Sometime after I started working on my doctorate, I got a book called How to Complete and Survive a Doctoral Dissertation. I read it regularly, almost like a devotional book. It talked about the emotional side of doctoral work as much as the practical side. In retrospect, I’m not sure how much I read it after I actually started writing. At some point, I stopped reading about writing and started doing it.
A year ago, I was reading running books and articles. At one point, I had five books on running plans, eating plans, and strength-training plans on the floor of my office. Since I started my running streak in May, I haven’t been reading much. I’m spending that 20 minutes or more every day out running.
I’ve got books about quests (The Happiness of Pursuit) and calling (The Art of Work) and quick entrepreneurship (The $100 Startup) that read like devotionals. They have short stories of people who succeeded or failed or both. Just reading them makes you feel inspired. But just reading them leaves you in a chair.
The people who first heard Jesus speaking felt inspired that way, too. People who could not get a break in the system loved the way he challenged the religious leaders. They were happy when he made the self-righteous uncomfortable.
But he wasn’t writing devotionals. He wasn’t giving little talks that people would hear or read and then feel better.
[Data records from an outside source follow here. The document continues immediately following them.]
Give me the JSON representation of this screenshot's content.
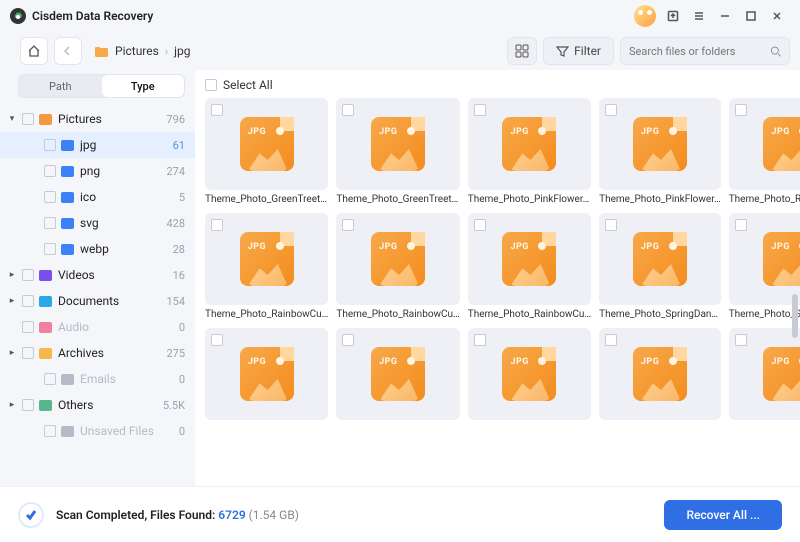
{
  "app": {
    "title": "Cisdem Data Recovery"
  },
  "breadcrumb": {
    "parent": "Pictures",
    "current": "jpg"
  },
  "toolbar": {
    "filter_label": "Filter",
    "search_placeholder": "Search files or folders"
  },
  "tabs": {
    "path": "Path",
    "type": "Type"
  },
  "tree": [
    {
      "kind": "parent",
      "expanded": true,
      "icon": "#f59842",
      "label": "Pictures",
      "count": "796"
    },
    {
      "kind": "child",
      "active": true,
      "icon": "#3b82f6",
      "label": "jpg",
      "count": "61"
    },
    {
      "kind": "child",
      "icon": "#3b82f6",
      "label": "png",
      "count": "274"
    },
    {
      "kind": "child",
      "icon": "#3b82f6",
      "label": "ico",
      "count": "5"
    },
    {
      "kind": "child",
      "icon": "#3b82f6",
      "label": "svg",
      "count": "428"
    },
    {
      "kind": "child",
      "icon": "#3b82f6",
      "label": "webp",
      "count": "28"
    },
    {
      "kind": "parent",
      "expanded": false,
      "icon": "#7c4ded",
      "label": "Videos",
      "count": "16"
    },
    {
      "kind": "parent",
      "expanded": false,
      "icon": "#2aa8e6",
      "label": "Documents",
      "count": "154"
    },
    {
      "kind": "parent",
      "muted": true,
      "noexpand": true,
      "icon": "#f07fa2",
      "label": "Audio",
      "count": "0"
    },
    {
      "kind": "parent",
      "expanded": false,
      "icon": "#f6b84a",
      "label": "Archives",
      "count": "275"
    },
    {
      "kind": "child",
      "muted": true,
      "icon": "#b6bac6",
      "label": "Emails",
      "count": "0"
    },
    {
      "kind": "parent",
      "expanded": false,
      "icon": "#5bb58c",
      "label": "Others",
      "count": "5.5K"
    },
    {
      "kind": "child",
      "muted": true,
      "icon": "#b6bac6",
      "label": "Unsaved Files",
      "count": "0"
    }
  ],
  "select_all": "Select All",
  "files": [
    "Theme_Photo_GreenTreet…",
    "Theme_Photo_GreenTreet…",
    "Theme_Photo_PinkFlower…",
    "Theme_Photo_PinkFlower…",
    "Theme_Photo_RainbowCu…",
    "Theme_Photo_RainbowCu…",
    "Theme_Photo_RainbowCu…",
    "Theme_Photo_RainbowCu…",
    "Theme_Photo_SpringDan…",
    "Theme_Photo_SpringDan…",
    "",
    "",
    "",
    "",
    ""
  ],
  "icon_tag": "JPG",
  "status": {
    "prefix": "Scan Completed, Files Found: ",
    "count": "6729",
    "size": " (1.54 GB)"
  },
  "recover_label": "Recover All ..."
}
At the end of one popular seminar, he always said, “If all you do is listen to what I say, and you never get around to doing it, you are like the fool who builds a big house on the sand down by the Jordan in the middle of the dry season.”
They shook their heads. “Who would ever do that?” they thought.